Scan the records for the word "winrar". Return each line where it is found.
——
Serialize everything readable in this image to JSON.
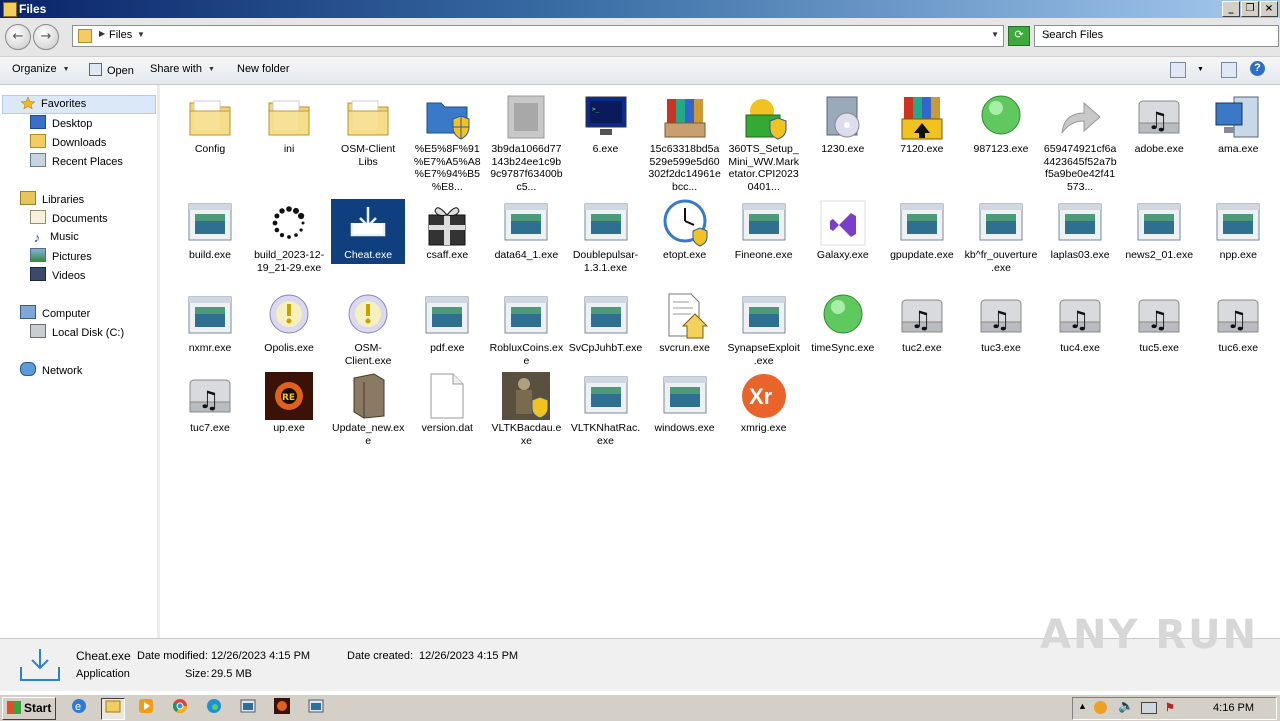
{
  "window": {
    "title": "Files"
  },
  "address": {
    "crumb": "Files",
    "search_placeholder": "Search Files"
  },
  "toolbar": {
    "organize": "Organize",
    "open": "Open",
    "share_with": "Share with",
    "new_folder": "New folder"
  },
  "nav": {
    "favorites": "Favorites",
    "desktop": "Desktop",
    "downloads": "Downloads",
    "recent_places": "Recent Places",
    "libraries": "Libraries",
    "documents": "Documents",
    "music": "Music",
    "pictures": "Pictures",
    "videos": "Videos",
    "computer": "Computer",
    "local_disk": "Local Disk (C:)",
    "network": "Network"
  },
  "files": [
    {
      "label": "Config",
      "icon": "folder-icon"
    },
    {
      "label": "ini",
      "icon": "folder-icon"
    },
    {
      "label": "OSM-Client Libs",
      "icon": "folder-icon"
    },
    {
      "label": "%E5%8F%91%E7%A5%A8%E7%94%B5%E8...",
      "icon": "shield-folder-icon"
    },
    {
      "label": "3b9da1066d77143b24ee1c9b9c9787f63400bc5...",
      "icon": "blurred-app-icon"
    },
    {
      "label": "6.exe",
      "icon": "terminal-icon"
    },
    {
      "label": "15c63318bd5a529e599e5d60302f2dc14961ebcc...",
      "icon": "winrar-icon"
    },
    {
      "label": "360TS_Setup_Mini_WW.Marketator.CPI20230401...",
      "icon": "360-setup-icon"
    },
    {
      "label": "1230.exe",
      "icon": "disc-installer-icon"
    },
    {
      "label": "7120.exe",
      "icon": "winrar-sfx-icon"
    },
    {
      "label": "987123.exe",
      "icon": "green-orb-icon"
    },
    {
      "label": "659474921cf6a4423645f52a7bf5a9be0e42f41573...",
      "icon": "shortcut-arrow-icon"
    },
    {
      "label": "adobe.exe",
      "icon": "music-drive-icon"
    },
    {
      "label": "ama.exe",
      "icon": "computer-icon"
    },
    {
      "label": "build.exe",
      "icon": "app-window-icon"
    },
    {
      "label": "build_2023-12-19_21-29.exe",
      "icon": "spinner-icon"
    },
    {
      "label": "Cheat.exe",
      "icon": "download-tray-icon"
    },
    {
      "label": "csaff.exe",
      "icon": "gift-icon"
    },
    {
      "label": "data64_1.exe",
      "icon": "app-window-icon"
    },
    {
      "label": "Doublepulsar-1.3.1.exe",
      "icon": "app-window-icon"
    },
    {
      "label": "etopt.exe",
      "icon": "clock-icon"
    },
    {
      "label": "Fineone.exe",
      "icon": "app-window-icon"
    },
    {
      "label": "Galaxy.exe",
      "icon": "visual-studio-icon"
    },
    {
      "label": "gpupdate.exe",
      "icon": "app-window-icon"
    },
    {
      "label": "kb^fr_ouverture.exe",
      "icon": "app-window-icon"
    },
    {
      "label": "laplas03.exe",
      "icon": "app-window-icon"
    },
    {
      "label": "news2_01.exe",
      "icon": "app-window-icon"
    },
    {
      "label": "npp.exe",
      "icon": "app-window-icon"
    },
    {
      "label": "nxmr.exe",
      "icon": "app-window-icon"
    },
    {
      "label": "Opolis.exe",
      "icon": "warning-orb-icon"
    },
    {
      "label": "OSM-Client.exe",
      "icon": "warning-orb-icon"
    },
    {
      "label": "pdf.exe",
      "icon": "app-window-icon"
    },
    {
      "label": "RobluxCoins.exe",
      "icon": "app-window-icon"
    },
    {
      "label": "SvCpJuhbT.exe",
      "icon": "app-window-icon"
    },
    {
      "label": "svcrun.exe",
      "icon": "house-doc-icon"
    },
    {
      "label": "SynapseExploit.exe",
      "icon": "app-window-icon"
    },
    {
      "label": "timeSync.exe",
      "icon": "green-orb-icon"
    },
    {
      "label": "tuc2.exe",
      "icon": "music-drive-icon"
    },
    {
      "label": "tuc3.exe",
      "icon": "music-drive-icon"
    },
    {
      "label": "tuc4.exe",
      "icon": "music-drive-icon"
    },
    {
      "label": "tuc5.exe",
      "icon": "music-drive-icon"
    },
    {
      "label": "tuc6.exe",
      "icon": "music-drive-icon"
    },
    {
      "label": "tuc7.exe",
      "icon": "music-drive-icon"
    },
    {
      "label": "up.exe",
      "icon": "game-logo-icon"
    },
    {
      "label": "Update_new.exe",
      "icon": "box-icon"
    },
    {
      "label": "version.dat",
      "icon": "blank-doc-icon"
    },
    {
      "label": "VLTKBacdau.exe",
      "icon": "warrior-shield-icon"
    },
    {
      "label": "VLTKNhatRac.exe",
      "icon": "app-window-icon"
    },
    {
      "label": "windows.exe",
      "icon": "app-window-icon"
    },
    {
      "label": "xmrig.exe",
      "icon": "xmrig-icon"
    }
  ],
  "selected_file": "Cheat.exe",
  "details": {
    "name": "Cheat.exe",
    "type": "Application",
    "date_modified_label": "Date modified:",
    "date_modified": "12/26/2023 4:15 PM",
    "date_created_label": "Date created:",
    "date_created": "12/26/2023 4:15 PM",
    "size_label": "Size:",
    "size": "29.5 MB"
  },
  "watermark": "ANY RUN",
  "taskbar": {
    "start": "Start",
    "clock": "4:16 PM"
  },
  "colors": {
    "selection": "#0f3f7f",
    "titlebar": "#0a246a"
  }
}
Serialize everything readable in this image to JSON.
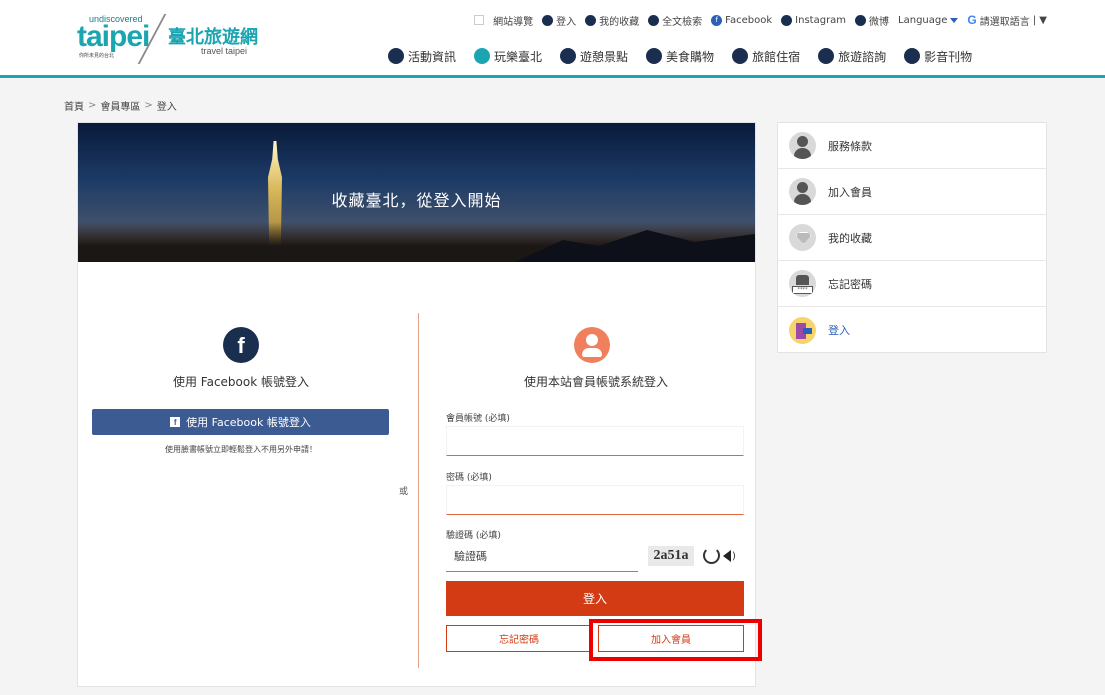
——
__Result of the exercise__:
      "icon": "winrar-icon"
      "icon": "winrar-sfx-icon"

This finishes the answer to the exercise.